[Opening THE INPUT section]
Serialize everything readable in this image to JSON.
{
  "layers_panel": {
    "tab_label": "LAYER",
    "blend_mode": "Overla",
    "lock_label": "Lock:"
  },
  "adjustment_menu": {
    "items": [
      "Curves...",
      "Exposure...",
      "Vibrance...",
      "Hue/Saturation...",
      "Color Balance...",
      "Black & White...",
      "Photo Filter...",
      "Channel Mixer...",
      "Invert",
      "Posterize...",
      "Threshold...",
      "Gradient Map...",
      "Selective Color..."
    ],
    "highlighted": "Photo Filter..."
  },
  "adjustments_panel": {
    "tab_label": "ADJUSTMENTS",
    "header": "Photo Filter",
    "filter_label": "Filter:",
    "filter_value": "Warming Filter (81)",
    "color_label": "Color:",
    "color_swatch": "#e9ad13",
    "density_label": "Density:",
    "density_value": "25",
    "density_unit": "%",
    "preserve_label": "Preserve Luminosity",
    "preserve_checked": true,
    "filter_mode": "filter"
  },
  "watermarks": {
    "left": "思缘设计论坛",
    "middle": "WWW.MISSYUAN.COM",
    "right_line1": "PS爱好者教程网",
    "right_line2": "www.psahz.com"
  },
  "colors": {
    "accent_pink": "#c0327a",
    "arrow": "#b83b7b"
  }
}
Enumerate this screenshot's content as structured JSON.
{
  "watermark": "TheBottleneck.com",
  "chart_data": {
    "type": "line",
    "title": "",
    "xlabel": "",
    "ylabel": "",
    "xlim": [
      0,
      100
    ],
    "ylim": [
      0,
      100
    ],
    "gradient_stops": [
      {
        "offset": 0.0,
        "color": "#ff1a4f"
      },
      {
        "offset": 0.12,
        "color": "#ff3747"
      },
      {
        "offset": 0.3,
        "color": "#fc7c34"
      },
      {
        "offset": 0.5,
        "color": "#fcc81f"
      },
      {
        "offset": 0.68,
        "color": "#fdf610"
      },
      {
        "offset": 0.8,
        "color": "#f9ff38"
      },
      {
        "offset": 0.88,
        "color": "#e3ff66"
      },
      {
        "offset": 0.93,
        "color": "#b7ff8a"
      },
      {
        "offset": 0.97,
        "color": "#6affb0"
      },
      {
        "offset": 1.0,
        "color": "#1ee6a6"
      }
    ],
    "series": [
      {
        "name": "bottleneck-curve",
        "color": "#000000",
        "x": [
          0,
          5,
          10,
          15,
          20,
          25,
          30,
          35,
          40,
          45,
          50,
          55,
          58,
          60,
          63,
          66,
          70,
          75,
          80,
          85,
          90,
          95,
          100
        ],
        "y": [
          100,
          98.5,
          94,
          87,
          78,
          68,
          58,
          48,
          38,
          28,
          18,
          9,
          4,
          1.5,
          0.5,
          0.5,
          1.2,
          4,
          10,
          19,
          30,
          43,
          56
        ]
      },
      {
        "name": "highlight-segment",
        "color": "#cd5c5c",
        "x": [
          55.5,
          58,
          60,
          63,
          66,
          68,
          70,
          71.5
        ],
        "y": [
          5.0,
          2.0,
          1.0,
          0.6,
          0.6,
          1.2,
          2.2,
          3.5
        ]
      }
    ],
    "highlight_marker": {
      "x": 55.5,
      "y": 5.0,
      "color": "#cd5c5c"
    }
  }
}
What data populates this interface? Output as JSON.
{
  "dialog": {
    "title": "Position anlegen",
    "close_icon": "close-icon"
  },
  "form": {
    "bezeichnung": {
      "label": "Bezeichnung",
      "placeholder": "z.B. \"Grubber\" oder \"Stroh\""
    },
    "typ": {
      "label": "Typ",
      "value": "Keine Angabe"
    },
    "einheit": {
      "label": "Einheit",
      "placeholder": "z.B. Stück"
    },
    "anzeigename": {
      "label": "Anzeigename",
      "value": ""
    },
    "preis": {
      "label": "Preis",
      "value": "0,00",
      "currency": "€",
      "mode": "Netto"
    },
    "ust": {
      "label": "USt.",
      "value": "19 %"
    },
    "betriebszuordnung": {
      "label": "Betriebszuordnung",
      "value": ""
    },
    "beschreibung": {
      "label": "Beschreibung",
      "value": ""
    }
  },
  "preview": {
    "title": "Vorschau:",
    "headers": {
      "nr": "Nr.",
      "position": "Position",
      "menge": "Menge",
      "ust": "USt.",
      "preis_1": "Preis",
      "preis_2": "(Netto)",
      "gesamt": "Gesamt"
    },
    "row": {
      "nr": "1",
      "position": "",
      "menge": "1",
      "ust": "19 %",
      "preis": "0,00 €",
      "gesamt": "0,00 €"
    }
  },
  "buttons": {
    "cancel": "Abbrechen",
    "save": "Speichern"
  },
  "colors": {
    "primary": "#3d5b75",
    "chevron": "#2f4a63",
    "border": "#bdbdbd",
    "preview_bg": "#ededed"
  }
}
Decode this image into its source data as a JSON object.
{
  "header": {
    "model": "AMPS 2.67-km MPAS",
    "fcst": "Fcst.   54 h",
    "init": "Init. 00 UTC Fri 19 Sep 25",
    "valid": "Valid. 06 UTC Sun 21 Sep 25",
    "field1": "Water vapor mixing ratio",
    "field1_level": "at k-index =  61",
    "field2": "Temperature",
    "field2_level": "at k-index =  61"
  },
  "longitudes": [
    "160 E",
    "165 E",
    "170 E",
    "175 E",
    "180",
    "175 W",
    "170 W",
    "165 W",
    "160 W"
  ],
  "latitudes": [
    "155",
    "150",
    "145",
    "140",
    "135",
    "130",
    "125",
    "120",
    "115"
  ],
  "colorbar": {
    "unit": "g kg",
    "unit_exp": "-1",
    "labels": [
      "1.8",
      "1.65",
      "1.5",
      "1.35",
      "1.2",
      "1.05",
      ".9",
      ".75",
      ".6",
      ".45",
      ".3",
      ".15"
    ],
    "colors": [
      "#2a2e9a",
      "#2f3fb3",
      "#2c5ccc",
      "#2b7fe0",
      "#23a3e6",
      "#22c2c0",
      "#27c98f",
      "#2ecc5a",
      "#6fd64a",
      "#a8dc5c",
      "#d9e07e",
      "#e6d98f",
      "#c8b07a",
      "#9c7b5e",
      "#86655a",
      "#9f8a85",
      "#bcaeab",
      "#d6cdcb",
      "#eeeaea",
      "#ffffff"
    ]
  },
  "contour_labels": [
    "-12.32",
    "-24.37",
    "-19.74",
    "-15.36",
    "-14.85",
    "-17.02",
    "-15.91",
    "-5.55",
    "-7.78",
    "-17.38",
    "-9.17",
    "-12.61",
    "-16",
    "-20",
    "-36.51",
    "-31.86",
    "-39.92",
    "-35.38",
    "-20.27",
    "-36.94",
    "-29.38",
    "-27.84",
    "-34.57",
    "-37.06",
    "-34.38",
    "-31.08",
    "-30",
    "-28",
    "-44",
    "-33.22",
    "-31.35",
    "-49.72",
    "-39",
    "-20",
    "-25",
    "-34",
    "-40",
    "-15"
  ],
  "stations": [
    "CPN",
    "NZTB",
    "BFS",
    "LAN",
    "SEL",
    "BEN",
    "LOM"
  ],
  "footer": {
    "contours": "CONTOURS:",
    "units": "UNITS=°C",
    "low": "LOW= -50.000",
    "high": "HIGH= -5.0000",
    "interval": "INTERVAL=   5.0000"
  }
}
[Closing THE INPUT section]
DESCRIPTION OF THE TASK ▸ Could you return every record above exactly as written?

OUTPUT FOR THIS TASK ▸
Serialize everything readable in this image to JSON.
{
  "layers_panel": {
    "tab_label": "LAYER",
    "blend_mode": "Overla",
    "lock_label": "Lock:"
  },
  "adjustment_menu": {
    "items": [
      "Curves...",
      "Exposure...",
      "Vibrance...",
      "Hue/Saturation...",
      "Color Balance...",
      "Black & White...",
      "Photo Filter...",
      "Channel Mixer...",
      "Invert",
      "Posterize...",
      "Threshold...",
      "Gradient Map...",
      "Selective Color..."
    ],
    "highlighted": "Photo Filter..."
  },
  "adjustments_panel": {
    "tab_label": "ADJUSTMENTS",
    "header": "Photo Filter",
    "filter_label": "Filter:",
    "filter_value": "Warming Filter (81)",
    "color_label": "Color:",
    "color_swatch": "#e9ad13",
    "density_label": "Density:",
    "density_value": "25",
    "density_unit": "%",
    "preserve_label": "Preserve Luminosity",
    "preserve_checked": true,
    "filter_mode": "filter"
  },
  "watermarks": {
    "left": "思缘设计论坛",
    "middle": "WWW.MISSYUAN.COM",
    "right_line1": "PS爱好者教程网",
    "right_line2": "www.psahz.com"
  },
  "colors": {
    "accent_pink": "#c0327a",
    "arrow": "#b83b7b"
  }
}
Enumerate this screenshot's content as structured JSON.
{
  "watermark": "TheBottleneck.com",
  "chart_data": {
    "type": "line",
    "title": "",
    "xlabel": "",
    "ylabel": "",
    "xlim": [
      0,
      100
    ],
    "ylim": [
      0,
      100
    ],
    "gradient_stops": [
      {
        "offset": 0.0,
        "color": "#ff1a4f"
      },
      {
        "offset": 0.12,
        "color": "#ff3747"
      },
      {
        "offset": 0.3,
        "color": "#fc7c34"
      },
      {
        "offset": 0.5,
        "color": "#fcc81f"
      },
      {
        "offset": 0.68,
        "color": "#fdf610"
      },
      {
        "offset": 0.8,
        "color": "#f9ff38"
      },
      {
        "offset": 0.88,
        "color": "#e3ff66"
      },
      {
        "offset": 0.93,
        "color": "#b7ff8a"
      },
      {
        "offset": 0.97,
        "color": "#6affb0"
      },
      {
        "offset": 1.0,
        "color": "#1ee6a6"
      }
    ],
    "series": [
      {
        "name": "bottleneck-curve",
        "color": "#000000",
        "x": [
          0,
          5,
          10,
          15,
          20,
          25,
          30,
          35,
          40,
          45,
          50,
          55,
          58,
          60,
          63,
          66,
          70,
          75,
          80,
          85,
          90,
          95,
          100
        ],
        "y": [
          100,
          98.5,
          94,
          87,
          78,
          68,
          58,
          48,
          38,
          28,
          18,
          9,
          4,
          1.5,
          0.5,
          0.5,
          1.2,
          4,
          10,
          19,
          30,
          43,
          56
        ]
      },
      {
        "name": "highlight-segment",
        "color": "#cd5c5c",
        "x": [
          55.5,
          58,
          60,
          63,
          66,
          68,
          70,
          71.5
        ],
        "y": [
          5.0,
          2.0,
          1.0,
          0.6,
          0.6,
          1.2,
          2.2,
          3.5
        ]
      }
    ],
    "highlight_marker": {
      "x": 55.5,
      "y": 5.0,
      "color": "#cd5c5c"
    }
  }
}
What data populates this interface? Output as JSON.
{
  "dialog": {
    "title": "Position anlegen",
    "close_icon": "close-icon"
  },
  "form": {
    "bezeichnung": {
      "label": "Bezeichnung",
      "placeholder": "z.B. \"Grubber\" oder \"Stroh\""
    },
    "typ": {
      "label": "Typ",
      "value": "Keine Angabe"
    },
    "einheit": {
      "label": "Einheit",
      "placeholder": "z.B. Stück"
    },
    "anzeigename": {
      "label": "Anzeigename",
      "value": ""
    },
    "preis": {
      "label": "Preis",
      "value": "0,00",
      "currency": "€",
      "mode": "Netto"
    },
    "ust": {
      "label": "USt.",
      "value": "19 %"
    },
    "betriebszuordnung": {
      "label": "Betriebszuordnung",
      "value": ""
    },
    "beschreibung": {
      "label": "Beschreibung",
      "value": ""
    }
  },
  "preview": {
    "title": "Vorschau:",
    "headers": {
      "nr": "Nr.",
      "position": "Position",
      "menge": "Menge",
      "ust": "USt.",
      "preis_1": "Preis",
      "preis_2": "(Netto)",
      "gesamt": "Gesamt"
    },
    "row": {
      "nr": "1",
      "position": "",
      "menge": "1",
      "ust": "19 %",
      "preis": "0,00 €",
      "gesamt": "0,00 €"
    }
  },
  "buttons": {
    "cancel": "Abbrechen",
    "save": "Speichern"
  },
  "colors": {
    "primary": "#3d5b75",
    "chevron": "#2f4a63",
    "border": "#bdbdbd",
    "preview_bg": "#ededed"
  }
}
Decode this image into its source data as a JSON object.
{
  "header": {
    "model": "AMPS 2.67-km MPAS",
    "fcst": "Fcst.   54 h",
    "init": "Init. 00 UTC Fri 19 Sep 25",
    "valid": "Valid. 06 UTC Sun 21 Sep 25",
    "field1": "Water vapor mixing ratio",
    "field1_level": "at k-index =  61",
    "field2": "Temperature",
    "field2_level": "at k-index =  61"
  },
  "longitudes": [
    "160 E",
    "165 E",
    "170 E",
    "175 E",
    "180",
    "175 W",
    "170 W",
    "165 W",
    "160 W"
  ],
  "latitudes": [
    "155",
    "150",
    "145",
    "140",
    "135",
    "130",
    "125",
    "120",
    "115"
  ],
  "colorbar": {
    "unit": "g kg",
    "unit_exp": "-1",
    "labels": [
      "1.8",
      "1.65",
      "1.5",
      "1.35",
      "1.2",
      "1.05",
      ".9",
      ".75",
      ".6",
      ".45",
      ".3",
      ".15"
    ],
    "colors": [
      "#2a2e9a",
      "#2f3fb3",
      "#2c5ccc",
      "#2b7fe0",
      "#23a3e6",
      "#22c2c0",
      "#27c98f",
      "#2ecc5a",
      "#6fd64a",
      "#a8dc5c",
      "#d9e07e",
      "#e6d98f",
      "#c8b07a",
      "#9c7b5e",
      "#86655a",
      "#9f8a85",
      "#bcaeab",
      "#d6cdcb",
      "#eeeaea",
      "#ffffff"
    ]
  },
  "contour_labels": [
    "-12.32",
    "-24.37",
    "-19.74",
    "-15.36",
    "-14.85",
    "-17.02",
    "-15.91",
    "-5.55",
    "-7.78",
    "-17.38",
    "-9.17",
    "-12.61",
    "-16",
    "-20",
    "-36.51",
    "-31.86",
    "-39.92",
    "-35.38",
    "-20.27",
    "-36.94",
    "-29.38",
    "-27.84",
    "-34.57",
    "-37.06",
    "-34.38",
    "-31.08",
    "-30",
    "-28",
    "-44",
    "-33.22",
    "-31.35",
    "-49.72",
    "-39",
    "-20",
    "-25",
    "-34",
    "-40",
    "-15"
  ],
  "stations": [
    "CPN",
    "NZTB",
    "BFS",
    "LAN",
    "SEL",
    "BEN",
    "LOM"
  ],
  "footer": {
    "contours": "CONTOURS:",
    "units": "UNITS=°C",
    "low": "LOW= -50.000",
    "high": "HIGH= -5.0000",
    "interval": "INTERVAL=   5.0000"
  }
}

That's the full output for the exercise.